Updates from the Pennsylvania, New Jersey, New York, and Connecticut Highlands


Congress has defined biological diversity as “the full range of variety and variability within and among living organisms and the ecological complexes in which they occur, and encompasses ecosystem or community diversity, species diversity, and genetic diversity.” Incredibly, 250 species of special concern (federal or state listed threatened, endangered or rare) are present in the four-state Highlands region. From large mammals, to birds, to amphibians to insects, all are crucially important to a fully functioning ecosystem. Some of the important species in the Highlands include bog turtle, bald eagle, Indiana bat, and timber rattlesnake. In addition, commercial species are important as well. In PA alone, more than $1 billion is spent on the hunting and fishing The US Forest Service’s assessment of biodiversity resources in the Highlands was done with a very complex model that accounted for habitat, IBAs and IMAs, rare and threatened species, contiguous landscapes, existing protected lands, and other green infrastructure elements.

Facts and Figures

  • 874,000 (62%) of the NY-NJ Highlands is important habitat
  • 350,000 acres of unbroken forests in NY-NJ
  • 1,861 miles of streams or 45% are trout-supporting
  • 250 of species of concern (state and federal)
  • 3 federally and 118 state endangered species
  • 7.5% or 100,000 acres are imperiled habitat in NY-NJ
  • 50% or 280,000 acres are special status habitat in NY-NJ

Key threats
  • Habitat loss and fragmentation
  • Invasive and exotic species

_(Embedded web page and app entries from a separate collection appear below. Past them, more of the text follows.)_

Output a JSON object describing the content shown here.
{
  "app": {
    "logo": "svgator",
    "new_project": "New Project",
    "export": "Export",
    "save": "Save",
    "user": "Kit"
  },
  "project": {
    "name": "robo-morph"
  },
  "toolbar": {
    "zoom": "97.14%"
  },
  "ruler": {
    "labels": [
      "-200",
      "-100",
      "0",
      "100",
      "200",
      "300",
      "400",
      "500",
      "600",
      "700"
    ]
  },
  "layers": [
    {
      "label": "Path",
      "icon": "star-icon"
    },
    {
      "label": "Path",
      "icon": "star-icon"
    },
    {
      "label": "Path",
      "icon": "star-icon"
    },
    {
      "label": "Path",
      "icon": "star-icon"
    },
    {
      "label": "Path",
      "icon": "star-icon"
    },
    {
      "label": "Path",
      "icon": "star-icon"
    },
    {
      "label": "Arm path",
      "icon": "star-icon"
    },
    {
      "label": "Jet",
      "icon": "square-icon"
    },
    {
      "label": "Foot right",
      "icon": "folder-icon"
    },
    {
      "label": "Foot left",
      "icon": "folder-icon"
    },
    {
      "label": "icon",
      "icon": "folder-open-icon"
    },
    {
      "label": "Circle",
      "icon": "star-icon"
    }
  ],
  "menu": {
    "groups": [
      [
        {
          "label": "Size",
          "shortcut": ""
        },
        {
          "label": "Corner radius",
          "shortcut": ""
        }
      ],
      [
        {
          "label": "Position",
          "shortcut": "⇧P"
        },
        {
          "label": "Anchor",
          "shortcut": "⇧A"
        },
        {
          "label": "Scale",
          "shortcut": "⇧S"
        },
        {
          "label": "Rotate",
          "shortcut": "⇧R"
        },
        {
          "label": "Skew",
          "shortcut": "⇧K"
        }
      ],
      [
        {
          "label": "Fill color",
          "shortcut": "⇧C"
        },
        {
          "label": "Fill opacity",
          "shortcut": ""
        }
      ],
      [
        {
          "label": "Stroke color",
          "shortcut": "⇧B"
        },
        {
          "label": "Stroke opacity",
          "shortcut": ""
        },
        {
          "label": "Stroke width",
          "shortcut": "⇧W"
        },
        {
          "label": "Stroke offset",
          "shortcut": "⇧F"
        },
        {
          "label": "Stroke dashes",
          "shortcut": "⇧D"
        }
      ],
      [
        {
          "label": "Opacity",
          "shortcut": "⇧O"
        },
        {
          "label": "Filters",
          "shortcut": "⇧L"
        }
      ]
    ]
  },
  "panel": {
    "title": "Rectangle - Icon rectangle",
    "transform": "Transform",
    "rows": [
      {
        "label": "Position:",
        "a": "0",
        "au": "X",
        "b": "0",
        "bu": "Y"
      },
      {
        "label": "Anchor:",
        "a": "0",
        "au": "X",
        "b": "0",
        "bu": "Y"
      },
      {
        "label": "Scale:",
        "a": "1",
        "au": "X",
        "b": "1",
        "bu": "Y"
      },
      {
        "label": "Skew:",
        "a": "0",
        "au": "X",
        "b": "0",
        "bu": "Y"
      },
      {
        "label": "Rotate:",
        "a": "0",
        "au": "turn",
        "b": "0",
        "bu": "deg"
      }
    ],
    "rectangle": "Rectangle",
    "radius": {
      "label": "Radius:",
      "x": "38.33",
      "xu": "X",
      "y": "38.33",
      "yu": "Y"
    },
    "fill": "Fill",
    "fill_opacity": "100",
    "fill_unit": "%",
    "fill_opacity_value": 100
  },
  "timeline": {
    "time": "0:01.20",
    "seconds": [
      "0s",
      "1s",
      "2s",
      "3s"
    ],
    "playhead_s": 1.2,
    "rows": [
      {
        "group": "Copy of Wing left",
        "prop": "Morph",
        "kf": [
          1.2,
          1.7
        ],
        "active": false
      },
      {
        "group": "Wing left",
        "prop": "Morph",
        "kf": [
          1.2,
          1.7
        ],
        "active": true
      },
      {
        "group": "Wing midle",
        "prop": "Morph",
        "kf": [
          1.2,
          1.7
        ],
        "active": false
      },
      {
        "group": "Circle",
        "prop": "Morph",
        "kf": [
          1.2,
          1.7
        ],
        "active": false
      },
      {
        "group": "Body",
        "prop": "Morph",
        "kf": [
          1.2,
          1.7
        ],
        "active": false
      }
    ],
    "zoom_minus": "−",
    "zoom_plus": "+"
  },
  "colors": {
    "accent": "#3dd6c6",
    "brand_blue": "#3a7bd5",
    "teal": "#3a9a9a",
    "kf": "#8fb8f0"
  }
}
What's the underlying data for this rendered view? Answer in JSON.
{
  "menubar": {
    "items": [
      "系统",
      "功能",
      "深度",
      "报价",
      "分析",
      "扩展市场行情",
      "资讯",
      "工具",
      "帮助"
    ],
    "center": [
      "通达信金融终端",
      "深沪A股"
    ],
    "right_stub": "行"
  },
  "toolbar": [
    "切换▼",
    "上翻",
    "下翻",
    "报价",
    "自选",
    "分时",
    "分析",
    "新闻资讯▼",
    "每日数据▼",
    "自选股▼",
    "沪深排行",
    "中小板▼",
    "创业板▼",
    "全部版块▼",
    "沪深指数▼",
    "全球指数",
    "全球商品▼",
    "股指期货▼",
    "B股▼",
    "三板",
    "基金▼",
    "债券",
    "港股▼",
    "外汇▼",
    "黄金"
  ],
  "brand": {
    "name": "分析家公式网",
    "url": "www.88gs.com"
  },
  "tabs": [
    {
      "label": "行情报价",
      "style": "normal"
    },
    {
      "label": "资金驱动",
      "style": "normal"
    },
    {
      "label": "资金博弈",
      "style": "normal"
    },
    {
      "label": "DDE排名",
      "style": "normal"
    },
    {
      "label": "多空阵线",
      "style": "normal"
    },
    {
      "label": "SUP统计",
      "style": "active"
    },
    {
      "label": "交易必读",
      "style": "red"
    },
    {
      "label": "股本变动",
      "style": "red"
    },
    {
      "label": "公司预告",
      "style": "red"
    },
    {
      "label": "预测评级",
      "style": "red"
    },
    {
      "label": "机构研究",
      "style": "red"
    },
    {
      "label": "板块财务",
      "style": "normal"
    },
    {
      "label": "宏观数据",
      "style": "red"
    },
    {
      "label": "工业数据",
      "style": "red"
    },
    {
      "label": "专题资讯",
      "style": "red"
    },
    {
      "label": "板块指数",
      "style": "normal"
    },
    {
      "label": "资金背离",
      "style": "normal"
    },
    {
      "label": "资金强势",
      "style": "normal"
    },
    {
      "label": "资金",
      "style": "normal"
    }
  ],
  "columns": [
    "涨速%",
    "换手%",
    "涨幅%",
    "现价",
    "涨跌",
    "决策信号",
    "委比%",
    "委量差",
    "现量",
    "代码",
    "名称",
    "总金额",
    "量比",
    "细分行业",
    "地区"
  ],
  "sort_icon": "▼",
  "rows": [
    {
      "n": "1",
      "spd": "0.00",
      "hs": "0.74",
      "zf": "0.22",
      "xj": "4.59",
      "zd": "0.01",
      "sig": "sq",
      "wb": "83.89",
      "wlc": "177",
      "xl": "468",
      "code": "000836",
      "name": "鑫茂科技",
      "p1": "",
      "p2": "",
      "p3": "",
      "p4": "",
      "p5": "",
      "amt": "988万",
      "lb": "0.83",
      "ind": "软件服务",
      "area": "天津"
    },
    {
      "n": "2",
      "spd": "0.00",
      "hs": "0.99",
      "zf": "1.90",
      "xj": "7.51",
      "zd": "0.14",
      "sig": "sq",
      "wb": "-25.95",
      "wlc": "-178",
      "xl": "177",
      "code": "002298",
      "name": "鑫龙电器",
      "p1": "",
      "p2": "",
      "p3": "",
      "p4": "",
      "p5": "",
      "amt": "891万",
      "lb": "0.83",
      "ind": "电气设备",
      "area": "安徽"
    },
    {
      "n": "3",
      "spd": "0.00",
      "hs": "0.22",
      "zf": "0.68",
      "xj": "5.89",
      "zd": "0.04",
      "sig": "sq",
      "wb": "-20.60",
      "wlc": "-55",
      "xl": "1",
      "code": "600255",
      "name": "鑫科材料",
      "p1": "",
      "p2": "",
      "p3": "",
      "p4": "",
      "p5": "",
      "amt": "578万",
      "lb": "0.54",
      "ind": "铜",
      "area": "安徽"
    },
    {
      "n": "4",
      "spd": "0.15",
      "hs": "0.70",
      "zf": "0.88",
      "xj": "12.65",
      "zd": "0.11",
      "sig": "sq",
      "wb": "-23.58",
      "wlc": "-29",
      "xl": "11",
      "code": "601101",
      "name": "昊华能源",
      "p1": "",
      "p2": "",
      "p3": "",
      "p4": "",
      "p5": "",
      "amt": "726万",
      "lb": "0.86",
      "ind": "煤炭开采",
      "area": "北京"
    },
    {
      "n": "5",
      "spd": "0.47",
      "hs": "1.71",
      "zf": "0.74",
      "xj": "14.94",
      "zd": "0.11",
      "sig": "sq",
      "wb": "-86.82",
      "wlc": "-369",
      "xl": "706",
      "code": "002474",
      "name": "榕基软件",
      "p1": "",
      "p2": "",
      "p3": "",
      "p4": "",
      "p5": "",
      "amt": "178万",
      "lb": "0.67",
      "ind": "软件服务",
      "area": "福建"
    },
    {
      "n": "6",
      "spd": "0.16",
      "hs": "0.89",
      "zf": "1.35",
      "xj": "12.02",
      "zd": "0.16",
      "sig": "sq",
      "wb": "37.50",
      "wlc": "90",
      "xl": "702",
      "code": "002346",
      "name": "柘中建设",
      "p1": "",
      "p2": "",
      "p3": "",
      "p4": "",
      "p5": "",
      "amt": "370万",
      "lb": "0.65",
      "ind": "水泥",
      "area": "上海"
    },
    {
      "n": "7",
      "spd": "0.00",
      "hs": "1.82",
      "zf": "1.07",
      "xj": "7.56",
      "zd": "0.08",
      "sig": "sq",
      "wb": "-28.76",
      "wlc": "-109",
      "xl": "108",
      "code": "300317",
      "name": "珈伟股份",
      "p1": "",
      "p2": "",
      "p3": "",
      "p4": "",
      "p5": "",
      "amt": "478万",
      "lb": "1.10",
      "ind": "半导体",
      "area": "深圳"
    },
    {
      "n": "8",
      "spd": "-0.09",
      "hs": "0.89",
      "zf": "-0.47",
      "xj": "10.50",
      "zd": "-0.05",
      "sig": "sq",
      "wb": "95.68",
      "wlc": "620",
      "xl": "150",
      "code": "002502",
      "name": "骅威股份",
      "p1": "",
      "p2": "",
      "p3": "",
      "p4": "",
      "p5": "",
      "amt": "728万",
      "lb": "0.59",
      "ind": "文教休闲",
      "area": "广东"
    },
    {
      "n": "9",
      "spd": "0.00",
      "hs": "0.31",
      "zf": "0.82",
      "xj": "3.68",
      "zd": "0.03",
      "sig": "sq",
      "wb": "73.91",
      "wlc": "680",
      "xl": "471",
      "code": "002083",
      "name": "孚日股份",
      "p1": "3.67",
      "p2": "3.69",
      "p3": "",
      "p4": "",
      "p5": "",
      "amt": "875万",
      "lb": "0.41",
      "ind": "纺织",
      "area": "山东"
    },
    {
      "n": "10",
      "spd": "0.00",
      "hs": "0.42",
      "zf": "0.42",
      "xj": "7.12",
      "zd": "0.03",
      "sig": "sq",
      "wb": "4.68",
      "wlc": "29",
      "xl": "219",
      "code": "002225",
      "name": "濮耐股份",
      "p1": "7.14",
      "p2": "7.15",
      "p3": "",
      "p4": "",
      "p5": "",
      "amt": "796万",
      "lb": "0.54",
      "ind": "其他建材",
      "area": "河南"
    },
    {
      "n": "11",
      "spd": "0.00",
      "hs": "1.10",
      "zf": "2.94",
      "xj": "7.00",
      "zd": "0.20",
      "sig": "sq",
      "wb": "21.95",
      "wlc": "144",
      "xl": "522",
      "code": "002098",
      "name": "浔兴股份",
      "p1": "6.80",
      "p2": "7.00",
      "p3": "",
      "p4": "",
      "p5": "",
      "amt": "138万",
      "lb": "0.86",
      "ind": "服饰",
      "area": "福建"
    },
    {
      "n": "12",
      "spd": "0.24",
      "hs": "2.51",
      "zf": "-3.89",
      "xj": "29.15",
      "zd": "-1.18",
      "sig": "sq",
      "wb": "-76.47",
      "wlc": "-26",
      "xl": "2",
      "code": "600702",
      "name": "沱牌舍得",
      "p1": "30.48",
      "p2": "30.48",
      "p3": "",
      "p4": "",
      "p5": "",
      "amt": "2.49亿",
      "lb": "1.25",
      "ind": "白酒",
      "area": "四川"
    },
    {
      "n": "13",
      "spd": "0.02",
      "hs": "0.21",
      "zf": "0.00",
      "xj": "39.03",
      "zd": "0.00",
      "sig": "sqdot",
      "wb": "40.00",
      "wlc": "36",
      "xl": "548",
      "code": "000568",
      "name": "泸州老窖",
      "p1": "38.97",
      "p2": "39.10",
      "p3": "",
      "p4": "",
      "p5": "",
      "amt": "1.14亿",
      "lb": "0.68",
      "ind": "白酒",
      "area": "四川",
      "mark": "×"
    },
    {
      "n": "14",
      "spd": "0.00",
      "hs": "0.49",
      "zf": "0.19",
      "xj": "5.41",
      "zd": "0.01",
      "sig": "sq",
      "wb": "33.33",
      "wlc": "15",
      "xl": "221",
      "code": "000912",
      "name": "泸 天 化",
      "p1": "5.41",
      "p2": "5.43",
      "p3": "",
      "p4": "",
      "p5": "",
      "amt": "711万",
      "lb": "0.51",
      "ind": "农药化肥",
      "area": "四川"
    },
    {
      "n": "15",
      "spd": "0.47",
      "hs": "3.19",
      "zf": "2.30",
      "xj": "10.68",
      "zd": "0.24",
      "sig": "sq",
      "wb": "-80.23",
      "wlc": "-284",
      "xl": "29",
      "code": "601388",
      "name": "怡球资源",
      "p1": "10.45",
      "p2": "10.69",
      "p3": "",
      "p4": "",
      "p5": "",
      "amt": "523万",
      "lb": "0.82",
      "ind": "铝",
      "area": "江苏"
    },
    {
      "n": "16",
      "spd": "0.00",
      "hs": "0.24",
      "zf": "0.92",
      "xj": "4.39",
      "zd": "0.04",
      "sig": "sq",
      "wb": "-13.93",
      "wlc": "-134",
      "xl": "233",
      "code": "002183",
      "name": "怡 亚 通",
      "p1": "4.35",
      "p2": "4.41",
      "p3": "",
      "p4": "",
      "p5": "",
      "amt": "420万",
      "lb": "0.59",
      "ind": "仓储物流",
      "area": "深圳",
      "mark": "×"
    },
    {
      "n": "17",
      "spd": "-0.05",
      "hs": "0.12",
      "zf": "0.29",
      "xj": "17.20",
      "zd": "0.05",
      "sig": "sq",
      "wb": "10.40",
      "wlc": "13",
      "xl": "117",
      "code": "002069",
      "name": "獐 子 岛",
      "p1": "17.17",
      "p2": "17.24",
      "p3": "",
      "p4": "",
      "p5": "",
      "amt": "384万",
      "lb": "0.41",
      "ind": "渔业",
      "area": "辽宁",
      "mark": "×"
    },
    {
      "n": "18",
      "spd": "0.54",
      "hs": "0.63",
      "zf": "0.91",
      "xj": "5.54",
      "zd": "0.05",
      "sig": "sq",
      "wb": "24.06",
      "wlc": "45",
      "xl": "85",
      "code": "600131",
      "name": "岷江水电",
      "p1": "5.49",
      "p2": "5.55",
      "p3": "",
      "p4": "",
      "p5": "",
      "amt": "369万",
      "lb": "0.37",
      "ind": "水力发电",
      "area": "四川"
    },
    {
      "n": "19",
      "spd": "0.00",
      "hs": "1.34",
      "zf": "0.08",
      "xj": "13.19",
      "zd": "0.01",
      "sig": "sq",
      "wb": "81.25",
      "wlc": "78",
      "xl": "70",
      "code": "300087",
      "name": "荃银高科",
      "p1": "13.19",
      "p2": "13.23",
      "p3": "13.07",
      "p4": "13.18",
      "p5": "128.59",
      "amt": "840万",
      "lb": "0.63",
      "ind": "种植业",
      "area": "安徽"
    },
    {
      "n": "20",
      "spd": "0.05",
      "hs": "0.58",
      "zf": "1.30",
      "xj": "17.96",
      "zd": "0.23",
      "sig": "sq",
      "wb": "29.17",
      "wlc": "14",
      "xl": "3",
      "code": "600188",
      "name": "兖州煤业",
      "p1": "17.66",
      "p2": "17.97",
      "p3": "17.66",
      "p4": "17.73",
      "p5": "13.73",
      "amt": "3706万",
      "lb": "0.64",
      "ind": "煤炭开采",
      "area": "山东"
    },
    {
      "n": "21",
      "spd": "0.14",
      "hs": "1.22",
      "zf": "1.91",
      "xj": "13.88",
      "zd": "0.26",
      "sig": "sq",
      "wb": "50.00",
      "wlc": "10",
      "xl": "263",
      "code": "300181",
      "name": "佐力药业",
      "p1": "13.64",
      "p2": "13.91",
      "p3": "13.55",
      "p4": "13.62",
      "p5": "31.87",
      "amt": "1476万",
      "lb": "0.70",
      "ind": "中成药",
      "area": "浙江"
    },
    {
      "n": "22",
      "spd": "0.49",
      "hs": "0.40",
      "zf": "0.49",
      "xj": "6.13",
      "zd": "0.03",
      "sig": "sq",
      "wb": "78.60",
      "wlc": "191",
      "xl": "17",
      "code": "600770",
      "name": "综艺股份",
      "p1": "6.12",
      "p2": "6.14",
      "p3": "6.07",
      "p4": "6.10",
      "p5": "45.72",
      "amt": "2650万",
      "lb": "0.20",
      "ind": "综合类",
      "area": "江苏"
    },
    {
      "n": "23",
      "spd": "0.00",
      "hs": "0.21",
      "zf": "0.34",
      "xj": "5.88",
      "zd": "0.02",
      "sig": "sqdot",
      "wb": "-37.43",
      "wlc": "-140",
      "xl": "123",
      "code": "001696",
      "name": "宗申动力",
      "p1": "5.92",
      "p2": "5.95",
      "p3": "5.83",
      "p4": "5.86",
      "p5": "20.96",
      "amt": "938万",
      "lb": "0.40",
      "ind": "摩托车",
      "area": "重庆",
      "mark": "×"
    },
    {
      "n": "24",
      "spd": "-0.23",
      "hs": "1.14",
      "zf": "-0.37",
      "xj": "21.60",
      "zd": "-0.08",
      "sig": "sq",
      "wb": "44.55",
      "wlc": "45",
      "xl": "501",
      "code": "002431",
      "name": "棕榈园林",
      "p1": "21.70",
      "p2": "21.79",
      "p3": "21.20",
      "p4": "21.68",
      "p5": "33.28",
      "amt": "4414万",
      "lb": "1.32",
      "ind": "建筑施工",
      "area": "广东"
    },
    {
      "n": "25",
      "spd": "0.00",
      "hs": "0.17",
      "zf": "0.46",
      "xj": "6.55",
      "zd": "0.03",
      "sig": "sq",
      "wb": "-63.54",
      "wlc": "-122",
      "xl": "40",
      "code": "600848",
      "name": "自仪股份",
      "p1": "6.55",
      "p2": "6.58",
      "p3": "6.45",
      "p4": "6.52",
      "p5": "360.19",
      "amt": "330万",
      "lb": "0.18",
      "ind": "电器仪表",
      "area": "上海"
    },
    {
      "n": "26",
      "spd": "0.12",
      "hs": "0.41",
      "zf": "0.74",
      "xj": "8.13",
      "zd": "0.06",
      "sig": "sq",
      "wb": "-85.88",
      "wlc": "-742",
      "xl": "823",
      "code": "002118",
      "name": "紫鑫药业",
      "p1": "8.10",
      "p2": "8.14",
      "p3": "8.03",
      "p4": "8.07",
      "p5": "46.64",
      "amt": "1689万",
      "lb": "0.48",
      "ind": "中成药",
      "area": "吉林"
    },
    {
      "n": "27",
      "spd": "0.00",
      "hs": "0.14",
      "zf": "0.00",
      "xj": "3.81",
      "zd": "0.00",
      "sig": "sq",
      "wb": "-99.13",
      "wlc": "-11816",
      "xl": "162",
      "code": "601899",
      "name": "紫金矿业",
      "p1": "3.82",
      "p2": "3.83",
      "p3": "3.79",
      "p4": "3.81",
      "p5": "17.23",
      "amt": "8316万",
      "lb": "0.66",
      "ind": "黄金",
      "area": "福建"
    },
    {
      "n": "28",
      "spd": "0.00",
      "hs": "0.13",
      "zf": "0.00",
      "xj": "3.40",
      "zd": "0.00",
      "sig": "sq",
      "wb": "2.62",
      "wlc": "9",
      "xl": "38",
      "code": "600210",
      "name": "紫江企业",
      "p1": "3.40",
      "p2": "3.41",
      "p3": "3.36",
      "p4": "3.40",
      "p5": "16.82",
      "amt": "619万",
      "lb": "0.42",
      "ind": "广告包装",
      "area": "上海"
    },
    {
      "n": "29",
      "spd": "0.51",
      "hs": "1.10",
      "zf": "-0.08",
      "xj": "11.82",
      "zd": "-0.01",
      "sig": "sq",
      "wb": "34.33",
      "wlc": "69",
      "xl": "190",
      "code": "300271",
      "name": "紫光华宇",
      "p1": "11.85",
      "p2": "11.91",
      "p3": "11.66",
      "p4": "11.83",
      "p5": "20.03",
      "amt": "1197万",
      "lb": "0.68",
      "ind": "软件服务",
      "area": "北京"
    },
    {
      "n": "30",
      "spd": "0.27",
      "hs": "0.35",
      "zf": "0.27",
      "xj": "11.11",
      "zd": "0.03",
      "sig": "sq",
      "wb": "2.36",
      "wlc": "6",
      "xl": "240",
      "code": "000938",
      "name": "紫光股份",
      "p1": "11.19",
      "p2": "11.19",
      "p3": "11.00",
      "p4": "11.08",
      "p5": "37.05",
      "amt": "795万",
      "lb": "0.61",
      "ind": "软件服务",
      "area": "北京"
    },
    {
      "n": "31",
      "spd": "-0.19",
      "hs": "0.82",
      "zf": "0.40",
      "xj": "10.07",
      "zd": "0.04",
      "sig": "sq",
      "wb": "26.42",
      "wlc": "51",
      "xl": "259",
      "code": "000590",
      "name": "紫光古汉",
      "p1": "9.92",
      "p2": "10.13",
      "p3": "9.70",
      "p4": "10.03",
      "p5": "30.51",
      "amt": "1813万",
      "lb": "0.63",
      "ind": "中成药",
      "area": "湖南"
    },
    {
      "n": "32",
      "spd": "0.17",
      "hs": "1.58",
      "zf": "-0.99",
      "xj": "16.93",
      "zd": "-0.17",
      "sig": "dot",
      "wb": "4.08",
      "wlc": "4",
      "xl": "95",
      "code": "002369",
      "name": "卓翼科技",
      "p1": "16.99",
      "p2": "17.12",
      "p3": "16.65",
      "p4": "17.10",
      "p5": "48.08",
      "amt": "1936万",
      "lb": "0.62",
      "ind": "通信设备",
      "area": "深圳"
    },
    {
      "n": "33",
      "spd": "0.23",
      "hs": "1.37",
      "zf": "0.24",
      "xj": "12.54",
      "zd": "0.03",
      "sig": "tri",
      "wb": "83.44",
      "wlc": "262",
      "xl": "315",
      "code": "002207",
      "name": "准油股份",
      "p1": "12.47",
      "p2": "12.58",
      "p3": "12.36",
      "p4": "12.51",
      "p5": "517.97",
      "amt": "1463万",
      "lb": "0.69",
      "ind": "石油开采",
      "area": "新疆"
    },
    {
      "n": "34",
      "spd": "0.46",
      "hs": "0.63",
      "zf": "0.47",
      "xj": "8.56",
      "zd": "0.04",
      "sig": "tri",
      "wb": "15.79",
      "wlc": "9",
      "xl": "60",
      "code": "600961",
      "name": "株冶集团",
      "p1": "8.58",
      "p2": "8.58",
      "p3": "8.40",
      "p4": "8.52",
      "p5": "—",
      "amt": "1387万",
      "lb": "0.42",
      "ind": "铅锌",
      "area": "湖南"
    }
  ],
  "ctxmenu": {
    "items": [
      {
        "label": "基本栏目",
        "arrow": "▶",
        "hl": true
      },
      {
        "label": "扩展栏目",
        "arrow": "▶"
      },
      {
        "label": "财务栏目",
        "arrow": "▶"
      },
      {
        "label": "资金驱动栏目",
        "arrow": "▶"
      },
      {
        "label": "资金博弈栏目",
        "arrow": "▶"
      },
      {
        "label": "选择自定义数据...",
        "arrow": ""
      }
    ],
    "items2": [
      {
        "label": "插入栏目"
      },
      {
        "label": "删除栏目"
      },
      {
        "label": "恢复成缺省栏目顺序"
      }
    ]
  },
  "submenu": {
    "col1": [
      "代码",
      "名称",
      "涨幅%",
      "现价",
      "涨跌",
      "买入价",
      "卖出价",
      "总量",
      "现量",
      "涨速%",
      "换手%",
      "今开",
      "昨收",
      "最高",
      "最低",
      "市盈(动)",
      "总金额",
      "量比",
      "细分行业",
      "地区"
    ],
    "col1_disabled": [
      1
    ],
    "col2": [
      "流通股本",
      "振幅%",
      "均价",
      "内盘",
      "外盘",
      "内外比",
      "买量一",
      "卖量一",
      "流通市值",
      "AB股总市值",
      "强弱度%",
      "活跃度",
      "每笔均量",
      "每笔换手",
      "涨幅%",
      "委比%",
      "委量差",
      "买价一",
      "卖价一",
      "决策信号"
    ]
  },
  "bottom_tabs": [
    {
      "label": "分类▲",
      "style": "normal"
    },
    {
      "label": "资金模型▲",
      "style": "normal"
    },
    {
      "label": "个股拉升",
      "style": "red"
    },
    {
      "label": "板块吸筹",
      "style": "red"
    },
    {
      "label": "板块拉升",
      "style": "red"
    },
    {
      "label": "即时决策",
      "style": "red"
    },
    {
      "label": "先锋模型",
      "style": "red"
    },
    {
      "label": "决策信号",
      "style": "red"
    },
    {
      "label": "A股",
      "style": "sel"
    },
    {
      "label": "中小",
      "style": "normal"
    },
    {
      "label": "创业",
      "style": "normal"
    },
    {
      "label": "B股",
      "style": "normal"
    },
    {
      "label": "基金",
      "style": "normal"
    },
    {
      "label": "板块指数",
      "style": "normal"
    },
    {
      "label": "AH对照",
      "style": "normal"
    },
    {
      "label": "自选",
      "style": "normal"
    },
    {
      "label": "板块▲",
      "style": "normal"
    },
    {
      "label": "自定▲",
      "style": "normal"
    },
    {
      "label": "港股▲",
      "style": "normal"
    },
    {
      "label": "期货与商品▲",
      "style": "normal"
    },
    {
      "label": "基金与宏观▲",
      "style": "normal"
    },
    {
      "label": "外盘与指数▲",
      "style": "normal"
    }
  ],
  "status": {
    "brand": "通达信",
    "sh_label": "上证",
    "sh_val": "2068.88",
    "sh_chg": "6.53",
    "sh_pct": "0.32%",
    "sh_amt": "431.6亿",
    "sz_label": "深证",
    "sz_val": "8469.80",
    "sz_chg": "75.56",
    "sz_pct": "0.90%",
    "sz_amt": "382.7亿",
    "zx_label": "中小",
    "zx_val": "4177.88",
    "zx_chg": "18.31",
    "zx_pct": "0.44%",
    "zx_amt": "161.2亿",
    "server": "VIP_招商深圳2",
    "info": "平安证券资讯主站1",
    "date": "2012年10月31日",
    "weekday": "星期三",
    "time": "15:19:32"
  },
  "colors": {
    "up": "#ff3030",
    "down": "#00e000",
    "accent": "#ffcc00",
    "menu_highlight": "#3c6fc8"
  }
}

Strategies for protection
  • Habitat protection through acquisition and easement
  • Improved best management practices on private and public lands
  • Enhancing landscape connections through greenways and corridors
  • Ecological restoration (e.g., dam removal, riparian buffer improvements, invasive species removal)
  • Sustainable agricultural practices